South African court rules communities must be consulted on mining: The High Court of Pretoria has ruled that mining-affected communities must be consulted in the development of a mining charter which sets a policy framework for ensuring social and economic benefits from mining. The mining charter released in June 2017 by Mineral Resources Minister, Mosebenzi Zwane, excluded direct input from communities, including those in the Mpumalanga coal belt affected by extreme pollution. (Business Day)

US coal fleet under siege from renewables: A review of operating costs of the US coal fleet has found that it could be cheaper to build new onshore wind capacity by 2020 and solar plants by 2021. In the US the average capacity factor of coal units has fallen from 61 per cent in 2014 to 53 per cent in 2016. The steady reduction in operating hours for coal plants is forcing operating and environmental costs to be absorbed on an ever narrower base of electricity sold while the cost of renewables are falling rapidly. (CarbonTracker)
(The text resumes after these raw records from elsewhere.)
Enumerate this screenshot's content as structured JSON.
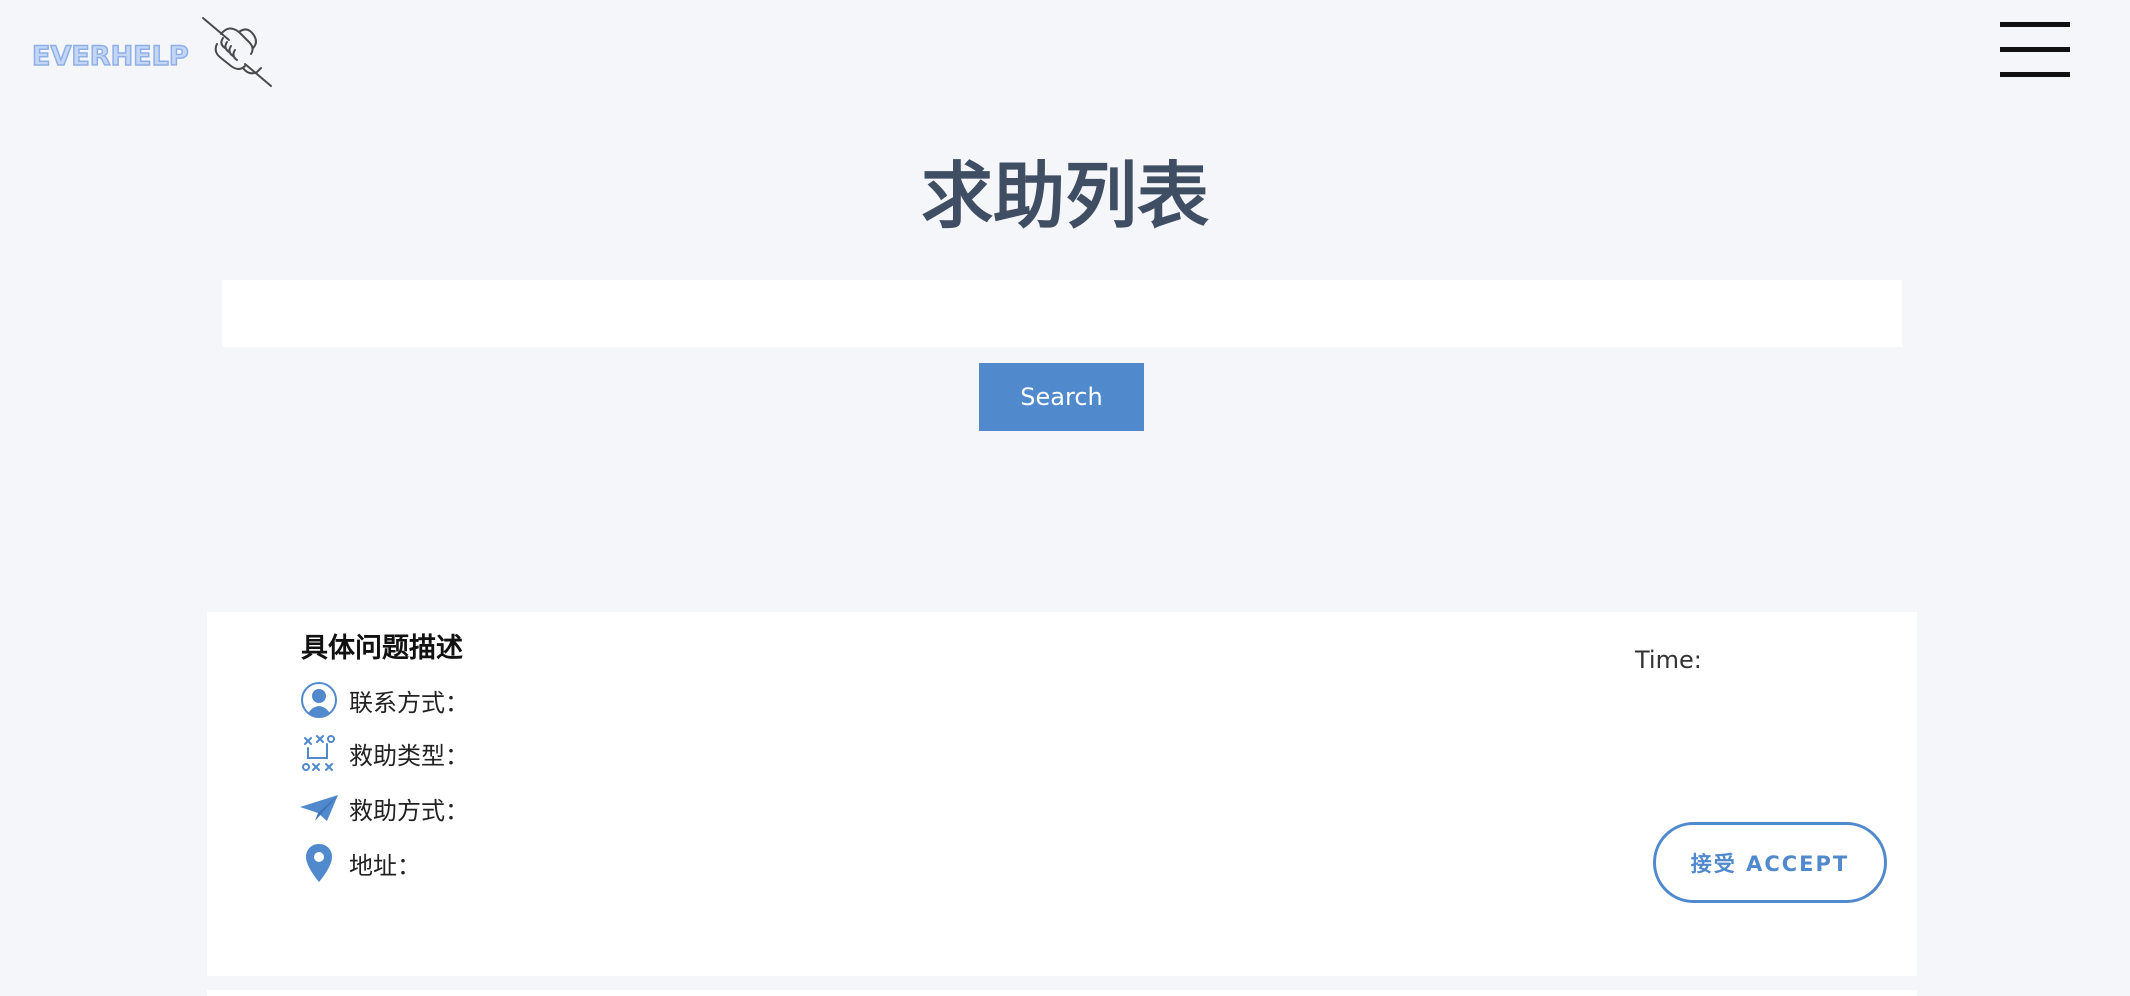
{
  "header": {
    "logo_text": "EVERHELP",
    "logo_icon": "handshake-icon",
    "menu_icon": "hamburger-menu-icon"
  },
  "main": {
    "title": "求助列表",
    "search": {
      "placeholder": "",
      "value": "",
      "button_label": "Search"
    }
  },
  "card": {
    "title": "具体问题描述",
    "time_label": "Time:",
    "fields": [
      {
        "icon": "person-icon",
        "label": "联系方式："
      },
      {
        "icon": "strategy-icon",
        "label": "救助类型："
      },
      {
        "icon": "paper-plane-icon",
        "label": "救助方式："
      },
      {
        "icon": "location-pin-icon",
        "label": "地址："
      }
    ],
    "accept_label": "接受 ACCEPT"
  },
  "colors": {
    "background": "#f5f6fa",
    "accent": "#5089cc",
    "title": "#3f4e63",
    "logo": "#c3d6f5"
  }
}
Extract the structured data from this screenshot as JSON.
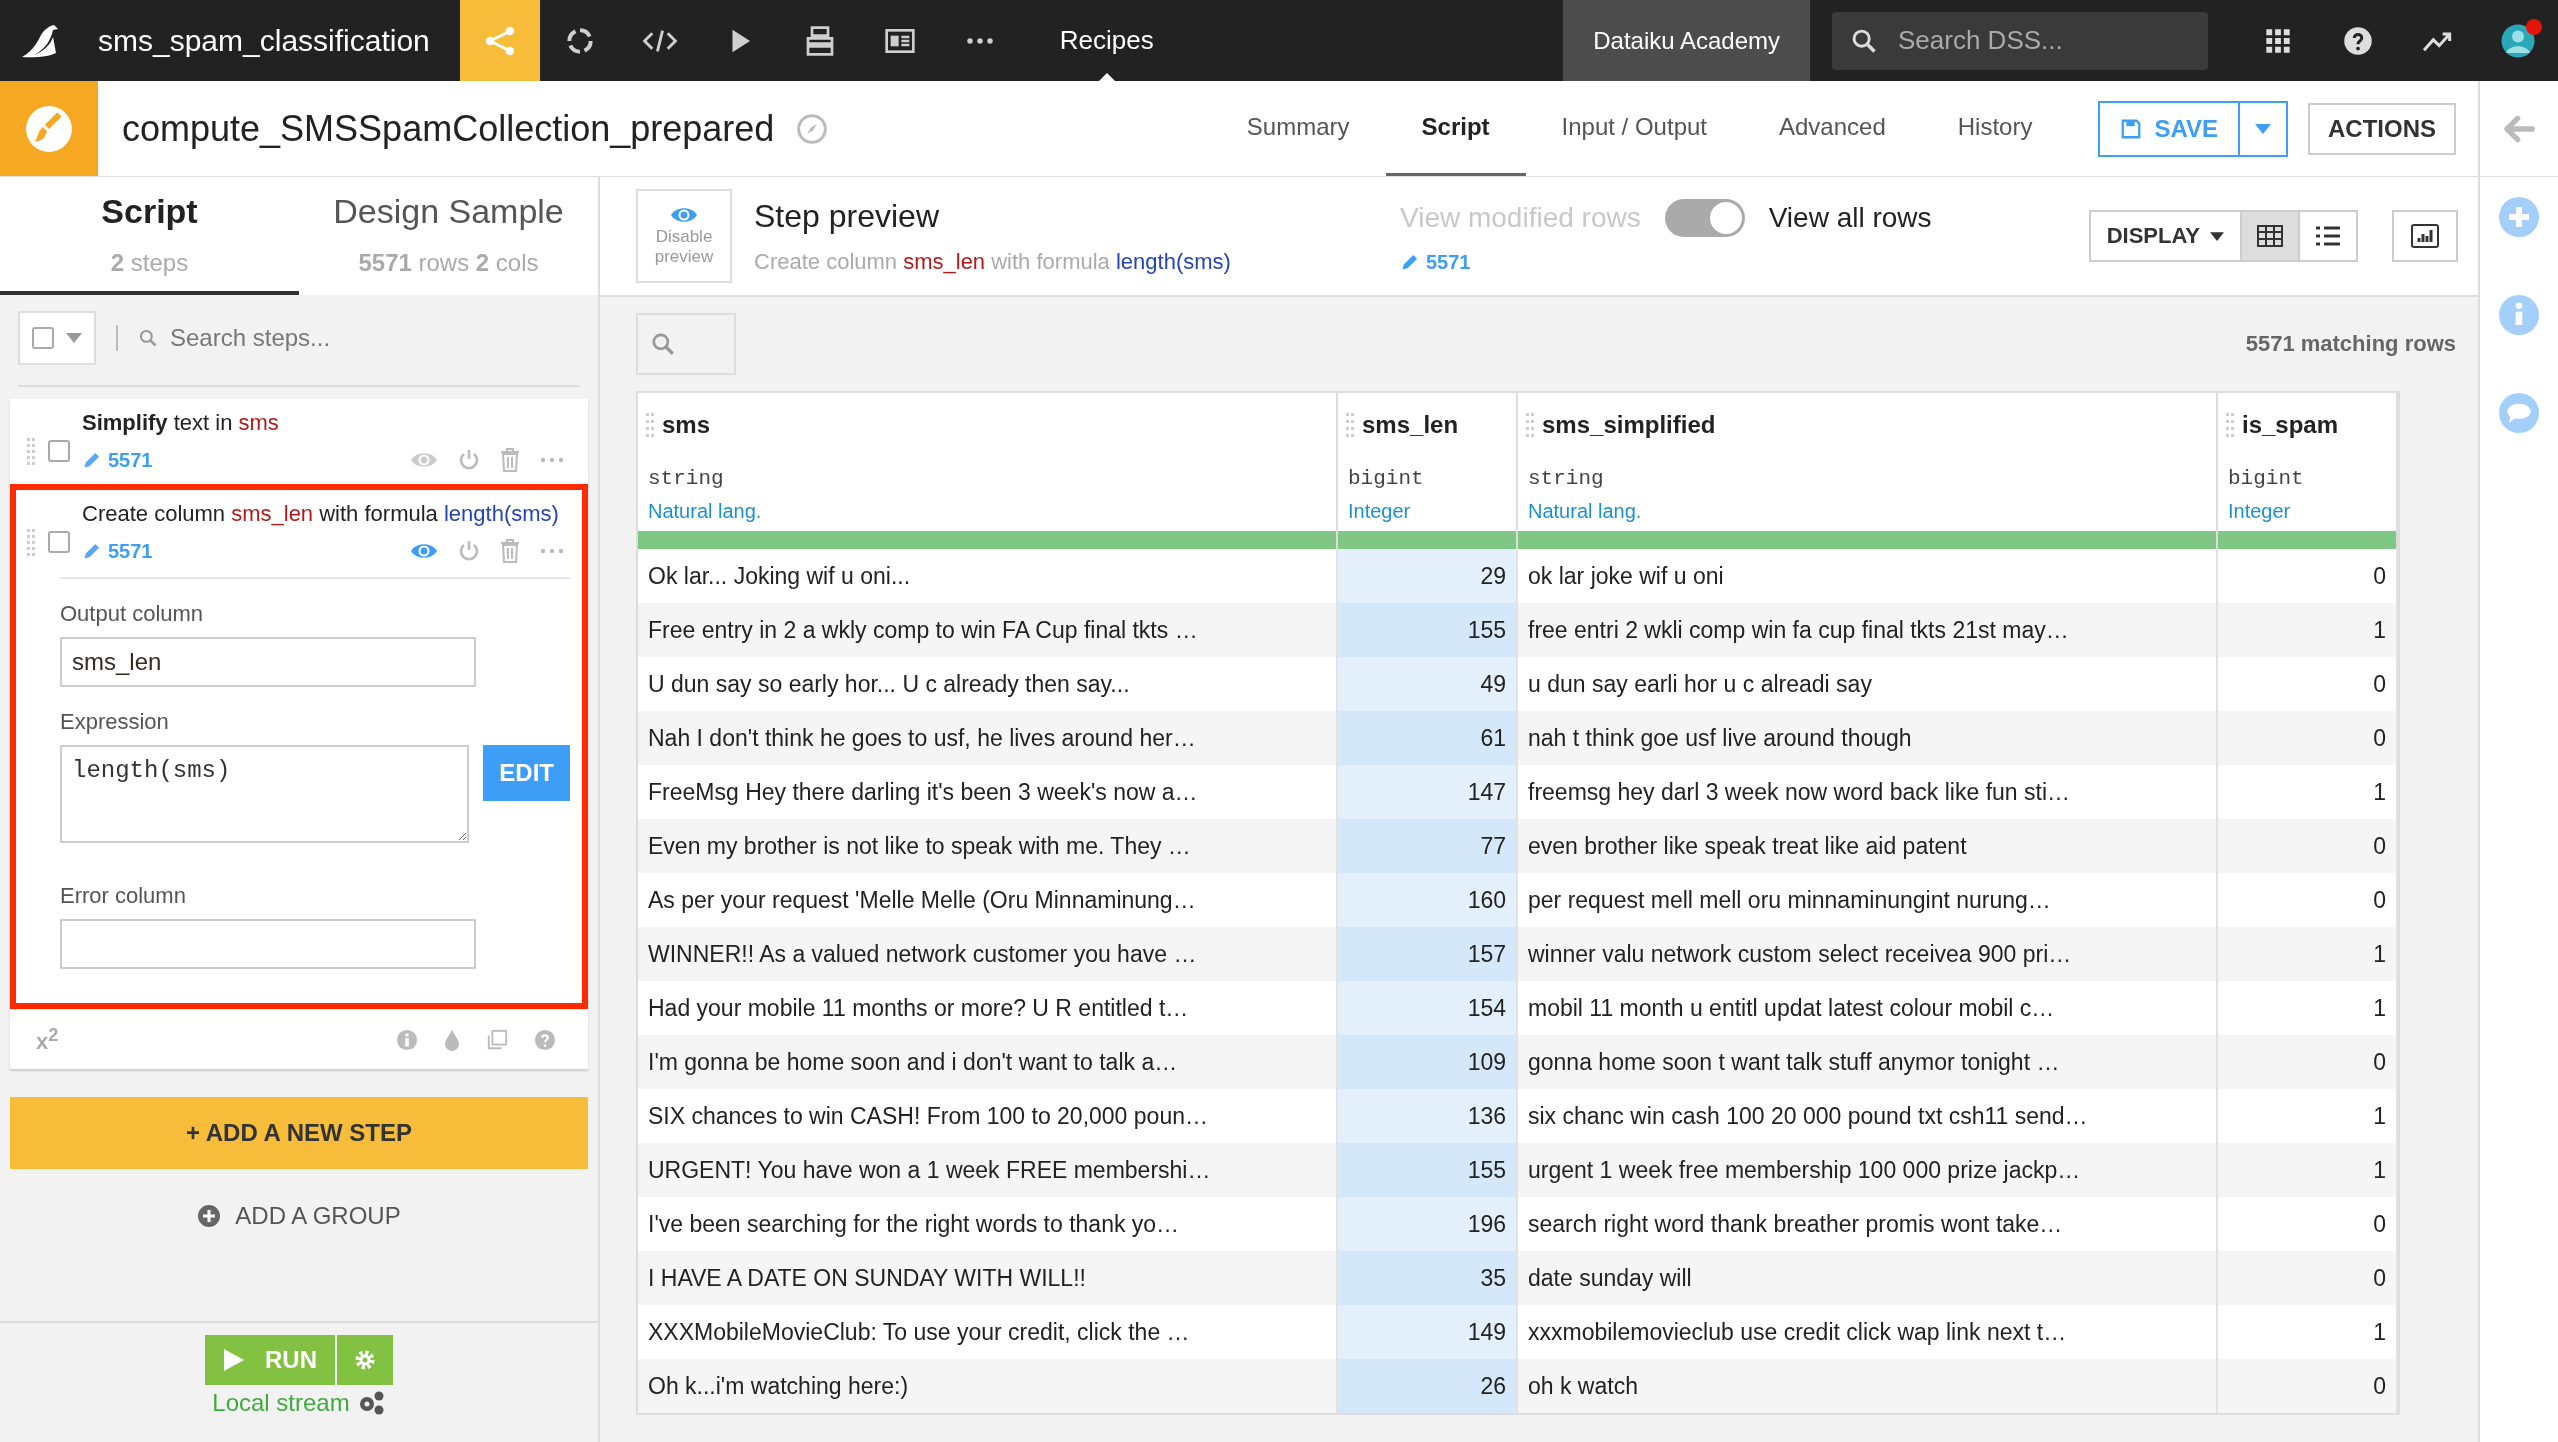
{
  "topbar": {
    "project": "sms_spam_classification",
    "nav": [
      {
        "kind": "flow",
        "selected": true
      },
      {
        "kind": "lab",
        "selected": false
      },
      {
        "kind": "code",
        "selected": false
      },
      {
        "kind": "run",
        "selected": false
      },
      {
        "kind": "deploy",
        "selected": false
      },
      {
        "kind": "dashboard",
        "selected": false
      },
      {
        "kind": "more",
        "selected": false
      }
    ],
    "section": "Recipes",
    "academy": "Dataiku Academy",
    "search": {
      "placeholder": "Search DSS..."
    },
    "notification": true
  },
  "recipe": {
    "title": "compute_SMSSpamCollection_prepared",
    "tabs": [
      {
        "label": "Summary",
        "selected": false
      },
      {
        "label": "Script",
        "selected": true
      },
      {
        "label": "Input / Output",
        "selected": false
      },
      {
        "label": "Advanced",
        "selected": false
      },
      {
        "label": "History",
        "selected": false
      }
    ],
    "save": "SAVE",
    "actions": "ACTIONS"
  },
  "sidebar": {
    "tabs": [
      {
        "label": "Script",
        "sub": "**2** steps",
        "selected": true
      },
      {
        "label": "Design Sample",
        "sub": "**5571** rows **2** cols",
        "selected": false
      }
    ],
    "search": {
      "placeholder": "Search steps..."
    },
    "steps": [
      {
        "title": [
          {
            "text": "Simplify",
            "kind": "action"
          },
          {
            "text": " text in ",
            "kind": "plain"
          },
          {
            "text": "sms",
            "kind": "column"
          }
        ],
        "count": "5571",
        "checked": false,
        "preview": false,
        "highlighted": false
      },
      {
        "title": [
          {
            "text": "Create column ",
            "kind": "plain"
          },
          {
            "text": "sms_len",
            "kind": "column"
          },
          {
            "text": " with formula ",
            "kind": "plain"
          },
          {
            "text": "length(sms)",
            "kind": "formula"
          }
        ],
        "count": "5571",
        "checked": false,
        "preview": true,
        "highlighted": true,
        "fields": [
          {
            "kind": "input",
            "label": "Output column",
            "value": "sms_len"
          },
          {
            "kind": "code",
            "label": "Expression",
            "value": "length(sms)",
            "button": "EDIT"
          },
          {
            "kind": "input",
            "label": "Error column"
          }
        ]
      }
    ],
    "footer": "x$^{2}$",
    "add_step": "+ ADD A NEW STEP",
    "add_group": "ADD A GROUP",
    "run": "RUN",
    "engine": "Local stream"
  },
  "preview": {
    "disable": "Disable preview",
    "title": "Step preview",
    "description": [
      {
        "text": "Create column ",
        "kind": "plain"
      },
      {
        "text": "sms_len",
        "kind": "column"
      },
      {
        "text": " with formula ",
        "kind": "plain"
      },
      {
        "text": "length(sms)",
        "kind": "formula"
      }
    ],
    "modified_label": "View modified rows",
    "all_label": "View all rows",
    "show_all": true,
    "count": "5571",
    "display": "DISPLAY",
    "views": [
      {
        "kind": "table",
        "selected": true
      },
      {
        "kind": "list",
        "selected": false
      }
    ],
    "matching": "5571 matching rows"
  },
  "table": {
    "columns": [
      {
        "name": "sms",
        "type": "string",
        "meaning": "Natural lang.",
        "kind": "text",
        "modified": false
      },
      {
        "name": "sms_len",
        "type": "bigint",
        "meaning": "Integer",
        "kind": "number",
        "modified": true
      },
      {
        "name": "sms_simplified",
        "type": "string",
        "meaning": "Natural lang.",
        "kind": "text",
        "modified": false
      },
      {
        "name": "is_spam",
        "type": "bigint",
        "meaning": "Integer",
        "kind": "number",
        "modified": false
      }
    ],
    "rows": [
      [
        "Ok lar... Joking wif u oni...",
        "29",
        "ok lar joke wif u oni",
        "0"
      ],
      [
        "Free entry in 2 a wkly comp to win FA Cup final tkts …",
        "155",
        "free entri 2 wkli comp win fa cup final tkts 21st may…",
        "1"
      ],
      [
        "U dun say so early hor... U c already then say...",
        "49",
        "u dun say earli hor u c alreadi say",
        "0"
      ],
      [
        "Nah I don't think he goes to usf, he lives around her…",
        "61",
        "nah t think goe usf live around though",
        "0"
      ],
      [
        "FreeMsg Hey there darling it's been 3 week's now a…",
        "147",
        "freemsg hey darl 3 week now word back like fun sti…",
        "1"
      ],
      [
        "Even my brother is not like to speak with me. They …",
        "77",
        "even brother like speak treat like aid patent",
        "0"
      ],
      [
        "As per your request 'Melle Melle (Oru Minnaminung…",
        "160",
        "per request mell mell oru minnaminungint nurung…",
        "0"
      ],
      [
        "WINNER!! As a valued network customer you have …",
        "157",
        "winner valu network custom select receivea 900 pri…",
        "1"
      ],
      [
        "Had your mobile 11 months or more? U R entitled t…",
        "154",
        "mobil 11 month u entitl updat latest colour mobil c…",
        "1"
      ],
      [
        "I'm gonna be home soon and i don't want to talk a…",
        "109",
        "gonna home soon t want talk stuff anymor tonight …",
        "0"
      ],
      [
        "SIX chances to win CASH! From 100 to 20,000 poun…",
        "136",
        "six chanc win cash 100 20 000 pound txt csh11 send…",
        "1"
      ],
      [
        "URGENT! You have won a 1 week FREE membershi…",
        "155",
        "urgent 1 week free membership 100 000 prize jackp…",
        "1"
      ],
      [
        "I've been searching for the right words to thank yo…",
        "196",
        "search right word thank breather promis wont take…",
        "0"
      ],
      [
        "I HAVE A DATE ON SUNDAY WITH WILL!!",
        "35",
        "date sunday will",
        "0"
      ],
      [
        "XXXMobileMovieClub: To use your credit, click the …",
        "149",
        "xxxmobilemovieclub use credit click wap link next t…",
        "1"
      ],
      [
        "Oh k...i'm watching here:)",
        "26",
        "oh k watch",
        "0"
      ]
    ]
  }
}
Standard Chartered breaches policy over Vietnamese coal plant: Standard Chartered, a major UK bank, has been accused of breaching its own climate policy by planning to co-finance the proposed 1200 MW Nghi Son 2 coal plant in Vietnam. While the bank’s climate policy states it will only fund coal plants that use “the best available technology”, the proposed plant would emit more carbon dioxide per kilowatt hour than permitted under the bank’s policy and double the average of the existing coal plants in Vietnam. (Climate Home News, Market Forces)